At another election rally in the northwestern city of Kirklareli, Erdogan accused Gulen loyalists of “espionage” that threatened national security and warned that they would pay a “heavy price.”
“They wiretapped Turkey’s very confidential and very strategic conversations, and disclosed them to other [enemies],” he said. “Can there be such treachery and lowness?”
Observers say that Gulen’s Hizmet movement risks losing millions of dollars in revenue once its Turkish educational institutions are closed down under the new legislation.
In other attempts to contain the political crisis, Erdogan’s government has recently pushed through legislation tightening state control over the Internet and the judiciary, raising questions at home and abroad about the state of democracy in Turkey.
Gulen, who has been living in the US since 1999 to escape charges of plotting against the secular state by the then-Turkish government, has denied any involvement in the corruption probe.

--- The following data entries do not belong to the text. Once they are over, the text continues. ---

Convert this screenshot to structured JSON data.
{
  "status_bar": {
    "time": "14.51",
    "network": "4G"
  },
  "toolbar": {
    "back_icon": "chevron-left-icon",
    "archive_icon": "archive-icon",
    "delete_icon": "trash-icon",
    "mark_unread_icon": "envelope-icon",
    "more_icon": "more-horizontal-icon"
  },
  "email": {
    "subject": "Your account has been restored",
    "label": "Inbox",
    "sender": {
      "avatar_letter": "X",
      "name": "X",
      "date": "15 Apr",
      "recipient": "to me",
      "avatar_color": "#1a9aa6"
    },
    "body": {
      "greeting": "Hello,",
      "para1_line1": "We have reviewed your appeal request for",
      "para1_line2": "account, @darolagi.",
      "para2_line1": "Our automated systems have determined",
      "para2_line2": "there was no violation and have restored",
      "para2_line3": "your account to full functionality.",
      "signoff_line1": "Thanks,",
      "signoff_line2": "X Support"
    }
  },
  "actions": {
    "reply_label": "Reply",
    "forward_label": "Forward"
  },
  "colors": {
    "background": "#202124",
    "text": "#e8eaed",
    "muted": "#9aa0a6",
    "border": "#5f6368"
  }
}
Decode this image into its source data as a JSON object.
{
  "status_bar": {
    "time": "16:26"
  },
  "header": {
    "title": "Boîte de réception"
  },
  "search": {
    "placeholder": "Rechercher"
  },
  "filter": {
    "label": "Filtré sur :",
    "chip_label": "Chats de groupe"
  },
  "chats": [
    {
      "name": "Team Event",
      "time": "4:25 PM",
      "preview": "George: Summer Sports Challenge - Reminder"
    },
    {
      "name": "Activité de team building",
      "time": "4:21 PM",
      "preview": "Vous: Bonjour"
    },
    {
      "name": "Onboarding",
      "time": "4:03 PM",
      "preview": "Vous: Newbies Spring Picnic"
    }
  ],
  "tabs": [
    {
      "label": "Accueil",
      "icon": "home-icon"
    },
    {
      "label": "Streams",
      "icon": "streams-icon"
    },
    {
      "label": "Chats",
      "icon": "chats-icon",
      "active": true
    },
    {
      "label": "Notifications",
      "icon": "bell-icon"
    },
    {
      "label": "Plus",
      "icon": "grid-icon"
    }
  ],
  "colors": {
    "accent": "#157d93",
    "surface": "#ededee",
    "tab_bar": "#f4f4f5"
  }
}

The Hizmet movement also runs an estimated 500 private schools elsewhere around the world.